We assist with project delivery from inception to completion. We also provide a full range of construction dispute resolution services from negotiated outcomes, adjudication, litigation and all manners of alternative dispute resolution processes. Our construction lawyers add value because they ensure that our clients’ project objectives and financial outcomes are at the forefront of every step they take.
Our legal services and expertise include:
- Arbitration and litigation
- Contract drafting and negotiation
- Construction risk and insurance
- Delay claims and extension of time
- Mediation and negotiation
- Project disputes
- Security of payment claims
Beneficiaries of policies issued under the Home Building Compensation Fund In the case of Gardez Nominees Pty Ltd v NSW Self Insurance Corporation  the Supreme Court made determinations as to whether the plaintiff mortgagee in that matter was a beneficiary of a policy of insurance issued under to the Home Building Compensation Fund. The decision potentially has wide ranging implications given the interpretation given to a number of key provisions in the Home Building Act 1989. Published by on June 1, 2016

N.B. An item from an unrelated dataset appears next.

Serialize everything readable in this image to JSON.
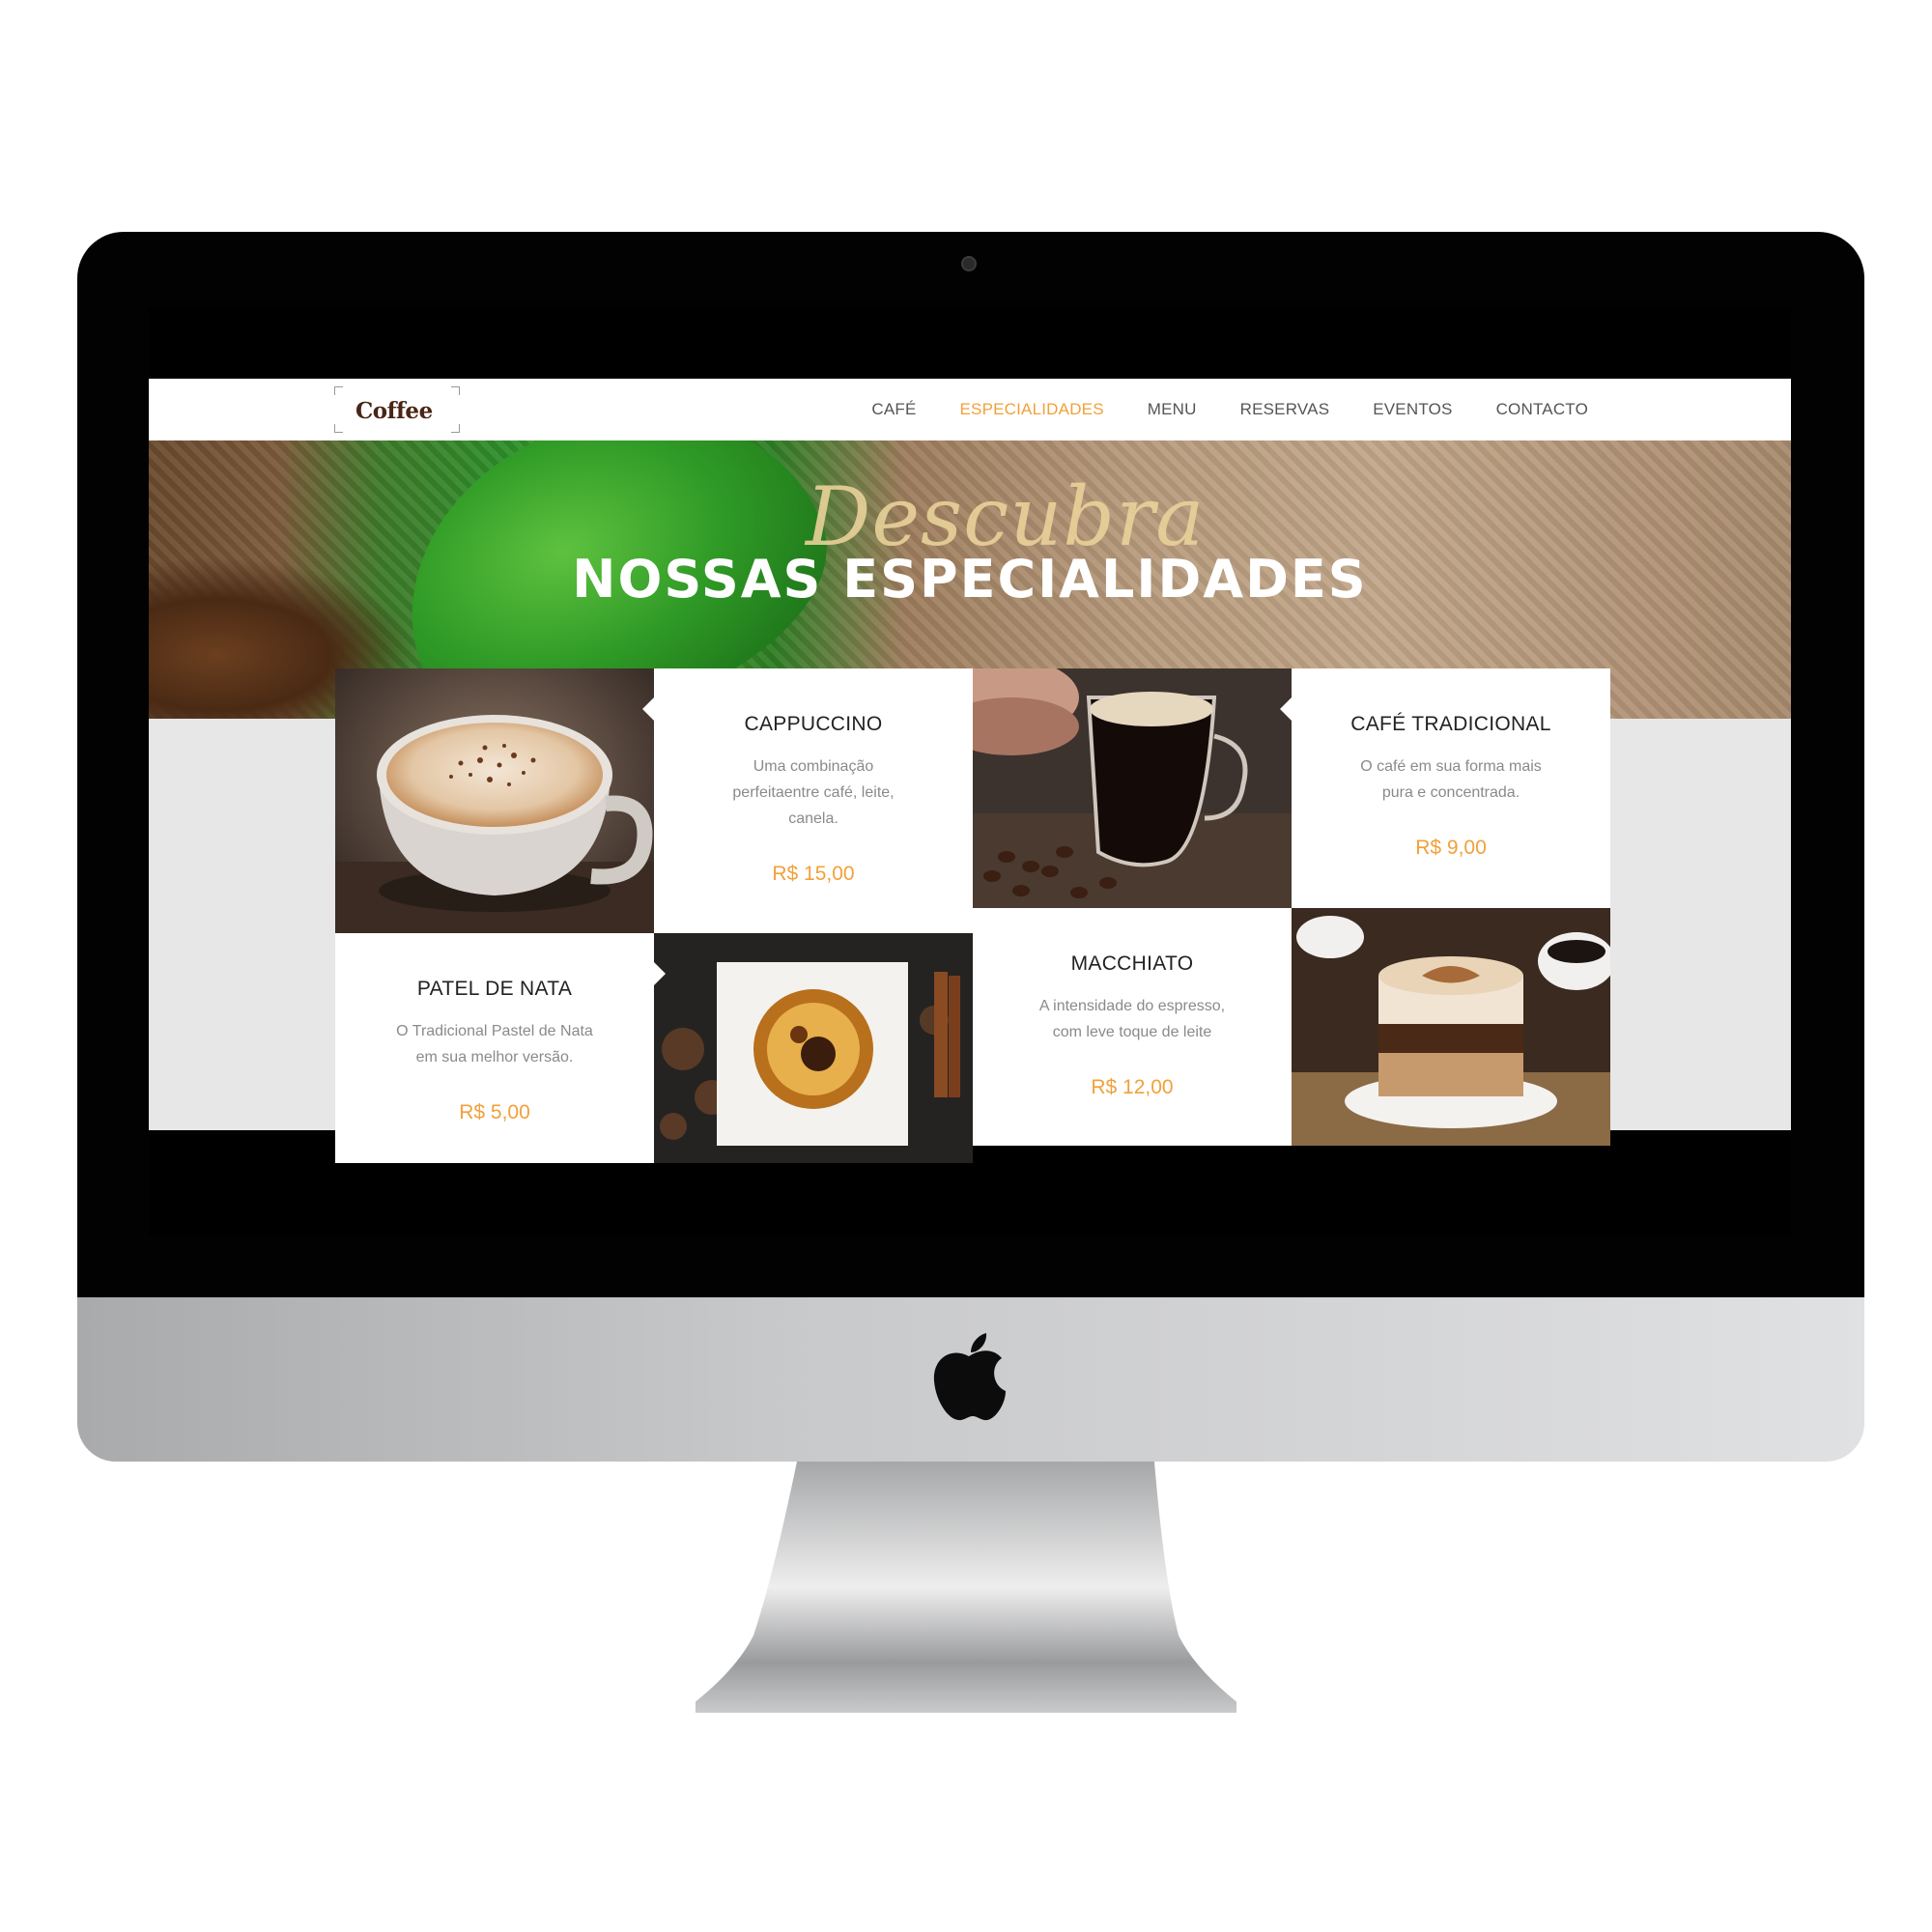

Recent developments in strata defect litigation: Strata Plan 74602 v Brookfield Australia  NSWSC 1916 The Owners - Strata Plan 74602 v Brookfield Australia Investments Limited  NSWSC 1916 illustrates a number of the evidentiary and legal challenges faced by owners corporations in heavily contested Supreme Court defect litigation. In his decision, His Honour Justice Stevenson provides further guidance from the Supreme Court with respect to the statutory and case law landscape in residential building defect litigation. Published by on March 31, 2016
"Riddled with Structural Defects" - Certifier Liability A recent decision of the Supreme Court of New South Wales has determined that a Council taking on the roll as the PCA in respect of a residential building owed and breached a duty of care to a subsequent purchaser. The decision may be of particular significance to owners in circumstances where they are out of time to pursue other parties or cannot do so for other reasons such as the death, disappearance of insolvency of the original builder. Published by on December 18, 2015